Find the lines in the records below that contain "JSON", and report each of them.

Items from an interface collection

-=-=-

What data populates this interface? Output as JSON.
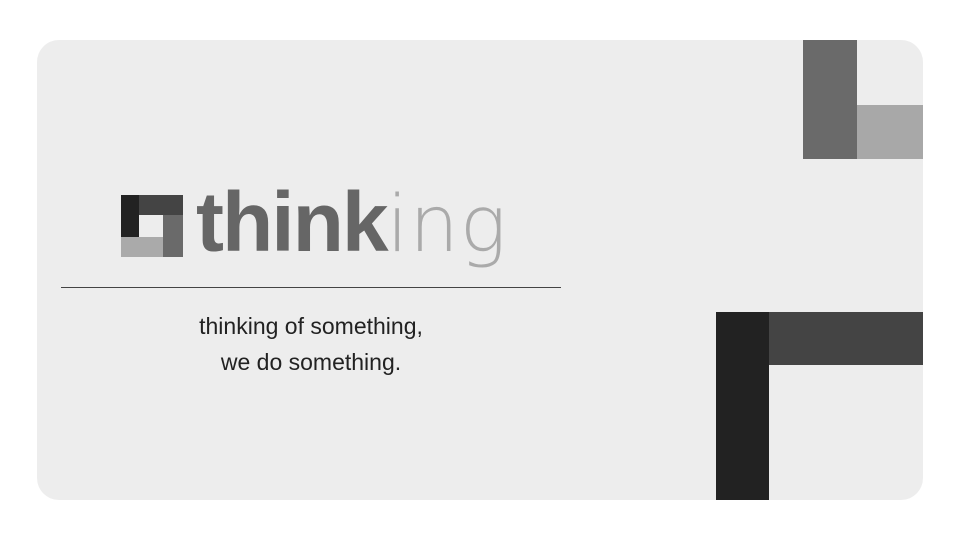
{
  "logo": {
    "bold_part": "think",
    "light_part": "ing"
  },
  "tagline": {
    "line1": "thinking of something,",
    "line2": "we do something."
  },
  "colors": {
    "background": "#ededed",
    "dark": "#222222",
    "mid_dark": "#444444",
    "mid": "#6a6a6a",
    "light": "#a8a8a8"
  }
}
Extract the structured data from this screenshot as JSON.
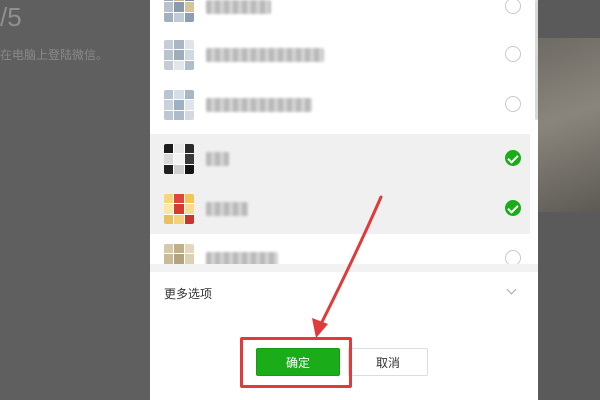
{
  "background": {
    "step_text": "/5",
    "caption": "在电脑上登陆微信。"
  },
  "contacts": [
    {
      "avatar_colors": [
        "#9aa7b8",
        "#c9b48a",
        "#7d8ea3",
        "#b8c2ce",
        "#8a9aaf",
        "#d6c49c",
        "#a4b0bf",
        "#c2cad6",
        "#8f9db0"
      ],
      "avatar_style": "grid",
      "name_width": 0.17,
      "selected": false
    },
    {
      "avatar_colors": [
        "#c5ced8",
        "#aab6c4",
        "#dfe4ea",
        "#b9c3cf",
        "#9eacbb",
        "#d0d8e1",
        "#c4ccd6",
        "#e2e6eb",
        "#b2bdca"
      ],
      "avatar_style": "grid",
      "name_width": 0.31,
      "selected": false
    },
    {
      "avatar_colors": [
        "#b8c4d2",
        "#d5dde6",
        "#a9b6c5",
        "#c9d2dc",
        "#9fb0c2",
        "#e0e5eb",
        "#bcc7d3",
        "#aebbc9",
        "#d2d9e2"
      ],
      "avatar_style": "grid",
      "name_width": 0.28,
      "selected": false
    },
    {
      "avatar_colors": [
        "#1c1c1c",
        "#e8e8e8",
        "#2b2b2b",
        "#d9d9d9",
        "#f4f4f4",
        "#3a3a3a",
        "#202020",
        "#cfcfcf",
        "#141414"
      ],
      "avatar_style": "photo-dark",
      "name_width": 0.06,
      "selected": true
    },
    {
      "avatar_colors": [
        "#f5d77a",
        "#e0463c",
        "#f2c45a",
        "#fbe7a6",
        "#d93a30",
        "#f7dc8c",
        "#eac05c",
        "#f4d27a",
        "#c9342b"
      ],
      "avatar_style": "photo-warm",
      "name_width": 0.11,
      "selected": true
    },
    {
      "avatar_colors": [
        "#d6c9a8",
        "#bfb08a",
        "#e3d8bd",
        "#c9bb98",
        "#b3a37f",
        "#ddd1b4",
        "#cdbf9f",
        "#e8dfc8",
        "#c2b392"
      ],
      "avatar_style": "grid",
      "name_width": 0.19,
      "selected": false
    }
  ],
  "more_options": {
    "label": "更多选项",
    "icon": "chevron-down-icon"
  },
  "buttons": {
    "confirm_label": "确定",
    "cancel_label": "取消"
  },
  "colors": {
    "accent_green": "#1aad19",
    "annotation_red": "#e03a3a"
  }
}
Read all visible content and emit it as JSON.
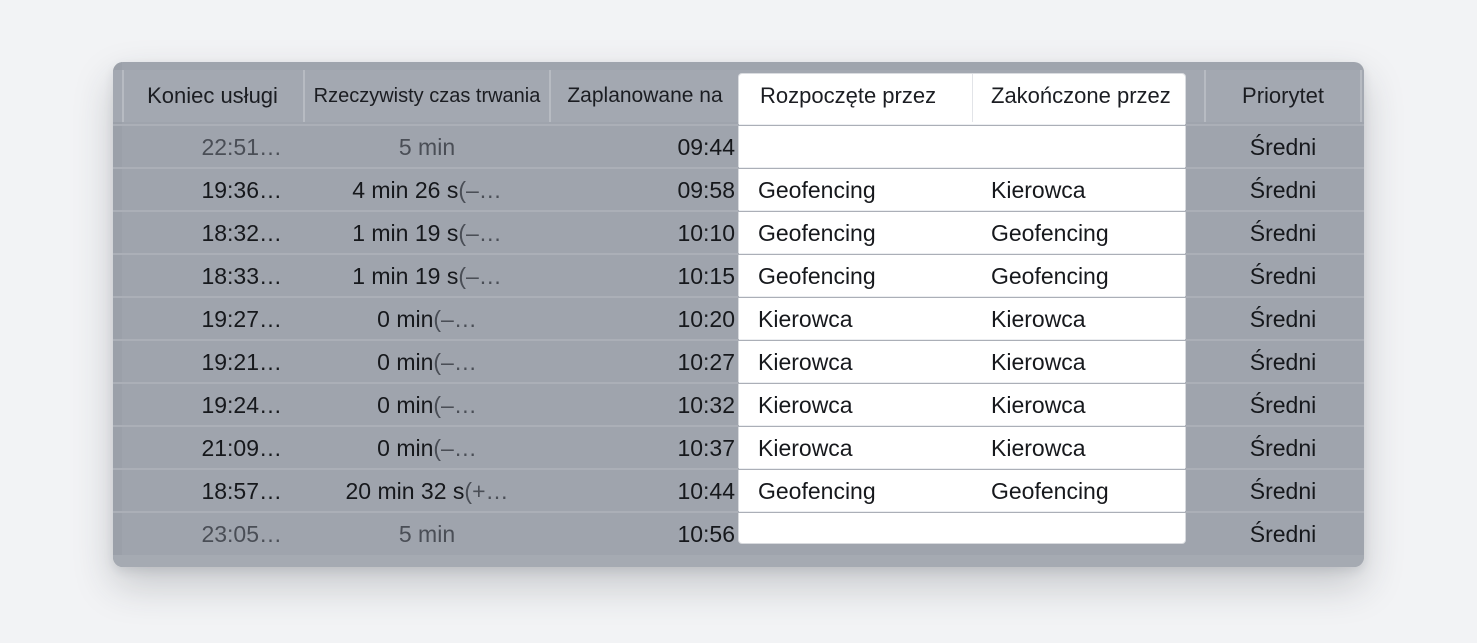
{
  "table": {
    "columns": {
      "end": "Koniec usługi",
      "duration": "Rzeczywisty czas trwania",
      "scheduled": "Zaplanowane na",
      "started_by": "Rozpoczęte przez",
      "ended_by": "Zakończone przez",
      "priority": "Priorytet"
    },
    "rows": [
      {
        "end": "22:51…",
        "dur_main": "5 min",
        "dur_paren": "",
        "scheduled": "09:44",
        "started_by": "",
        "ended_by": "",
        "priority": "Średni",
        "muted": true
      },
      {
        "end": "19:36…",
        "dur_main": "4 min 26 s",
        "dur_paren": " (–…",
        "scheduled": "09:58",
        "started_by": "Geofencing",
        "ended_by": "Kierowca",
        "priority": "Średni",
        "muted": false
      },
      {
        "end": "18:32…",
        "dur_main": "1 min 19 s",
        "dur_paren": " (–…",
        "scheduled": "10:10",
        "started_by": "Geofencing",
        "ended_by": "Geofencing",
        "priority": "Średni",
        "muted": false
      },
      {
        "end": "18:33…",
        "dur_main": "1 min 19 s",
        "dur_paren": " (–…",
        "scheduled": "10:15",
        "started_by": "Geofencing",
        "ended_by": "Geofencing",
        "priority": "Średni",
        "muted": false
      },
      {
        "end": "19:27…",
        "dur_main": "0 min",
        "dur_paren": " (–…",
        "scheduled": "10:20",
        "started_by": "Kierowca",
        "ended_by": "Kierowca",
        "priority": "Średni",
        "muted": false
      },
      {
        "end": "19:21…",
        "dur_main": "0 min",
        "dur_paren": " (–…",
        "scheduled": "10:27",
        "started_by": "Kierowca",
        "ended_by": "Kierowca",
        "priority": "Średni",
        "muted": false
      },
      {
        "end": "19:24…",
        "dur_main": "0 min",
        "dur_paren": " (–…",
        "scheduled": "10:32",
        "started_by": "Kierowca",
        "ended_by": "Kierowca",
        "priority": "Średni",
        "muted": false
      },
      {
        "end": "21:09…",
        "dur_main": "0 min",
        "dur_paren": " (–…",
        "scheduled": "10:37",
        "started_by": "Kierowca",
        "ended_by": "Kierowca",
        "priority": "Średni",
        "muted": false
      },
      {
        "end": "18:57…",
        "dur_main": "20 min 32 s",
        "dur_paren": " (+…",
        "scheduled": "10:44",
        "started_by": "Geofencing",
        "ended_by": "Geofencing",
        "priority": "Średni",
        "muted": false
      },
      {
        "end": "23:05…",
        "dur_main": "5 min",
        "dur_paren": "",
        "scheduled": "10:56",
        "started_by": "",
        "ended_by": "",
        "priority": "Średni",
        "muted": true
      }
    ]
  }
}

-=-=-

COMPLETED EXERCISE
What data populates this interface? Output as JSON.
Extract the structured data from this screenshot as JSON.
Read all visible content and emit it as JSON.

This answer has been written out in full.